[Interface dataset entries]
[Start of section]

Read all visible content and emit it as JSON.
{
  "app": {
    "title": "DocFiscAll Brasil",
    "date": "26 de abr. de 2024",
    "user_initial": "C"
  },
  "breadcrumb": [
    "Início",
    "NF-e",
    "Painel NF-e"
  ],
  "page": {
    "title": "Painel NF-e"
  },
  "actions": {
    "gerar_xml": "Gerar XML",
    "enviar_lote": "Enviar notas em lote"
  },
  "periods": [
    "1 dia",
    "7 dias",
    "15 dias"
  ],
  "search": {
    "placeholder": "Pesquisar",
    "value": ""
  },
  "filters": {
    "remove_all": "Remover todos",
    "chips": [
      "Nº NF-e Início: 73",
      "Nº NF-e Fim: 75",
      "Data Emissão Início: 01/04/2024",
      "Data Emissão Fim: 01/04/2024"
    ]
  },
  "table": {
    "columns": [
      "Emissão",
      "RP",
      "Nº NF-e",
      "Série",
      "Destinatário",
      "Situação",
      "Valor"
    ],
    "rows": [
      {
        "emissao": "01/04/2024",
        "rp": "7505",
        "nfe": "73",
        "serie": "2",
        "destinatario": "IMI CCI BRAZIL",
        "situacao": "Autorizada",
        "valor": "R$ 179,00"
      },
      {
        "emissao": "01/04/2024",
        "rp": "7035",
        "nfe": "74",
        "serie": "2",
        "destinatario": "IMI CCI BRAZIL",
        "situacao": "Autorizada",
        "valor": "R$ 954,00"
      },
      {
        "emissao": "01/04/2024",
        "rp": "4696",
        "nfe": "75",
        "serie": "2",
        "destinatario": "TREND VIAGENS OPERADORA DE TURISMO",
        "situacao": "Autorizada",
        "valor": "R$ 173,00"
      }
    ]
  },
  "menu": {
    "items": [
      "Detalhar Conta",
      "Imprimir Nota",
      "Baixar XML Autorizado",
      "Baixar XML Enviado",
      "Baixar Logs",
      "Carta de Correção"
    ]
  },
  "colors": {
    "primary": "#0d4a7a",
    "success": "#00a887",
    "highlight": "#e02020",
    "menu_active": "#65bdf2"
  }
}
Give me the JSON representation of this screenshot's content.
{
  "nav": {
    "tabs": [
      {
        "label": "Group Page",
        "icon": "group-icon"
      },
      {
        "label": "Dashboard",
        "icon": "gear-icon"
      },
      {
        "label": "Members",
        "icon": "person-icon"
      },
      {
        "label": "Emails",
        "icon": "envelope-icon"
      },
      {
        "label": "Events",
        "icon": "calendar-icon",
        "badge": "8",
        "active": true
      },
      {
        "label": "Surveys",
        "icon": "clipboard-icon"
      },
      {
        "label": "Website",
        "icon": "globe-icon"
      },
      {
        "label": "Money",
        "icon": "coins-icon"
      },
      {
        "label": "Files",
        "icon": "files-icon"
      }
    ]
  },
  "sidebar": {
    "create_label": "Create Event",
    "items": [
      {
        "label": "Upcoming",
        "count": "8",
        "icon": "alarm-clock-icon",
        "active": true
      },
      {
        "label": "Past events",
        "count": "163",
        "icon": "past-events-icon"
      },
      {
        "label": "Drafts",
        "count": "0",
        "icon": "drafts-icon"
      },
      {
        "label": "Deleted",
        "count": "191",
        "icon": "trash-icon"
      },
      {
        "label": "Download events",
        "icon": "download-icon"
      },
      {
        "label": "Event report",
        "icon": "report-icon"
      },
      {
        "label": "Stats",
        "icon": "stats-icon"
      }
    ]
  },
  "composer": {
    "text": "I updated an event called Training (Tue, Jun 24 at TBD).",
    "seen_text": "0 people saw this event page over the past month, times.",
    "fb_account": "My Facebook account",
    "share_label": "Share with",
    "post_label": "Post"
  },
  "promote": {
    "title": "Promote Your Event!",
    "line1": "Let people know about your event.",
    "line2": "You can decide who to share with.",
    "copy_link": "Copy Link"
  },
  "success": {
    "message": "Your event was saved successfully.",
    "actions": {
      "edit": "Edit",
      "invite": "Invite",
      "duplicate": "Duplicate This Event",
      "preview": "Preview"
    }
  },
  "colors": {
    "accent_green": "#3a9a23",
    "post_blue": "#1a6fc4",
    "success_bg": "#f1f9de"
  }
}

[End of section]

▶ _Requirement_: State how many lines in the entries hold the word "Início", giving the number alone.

▶ _Your response_: 3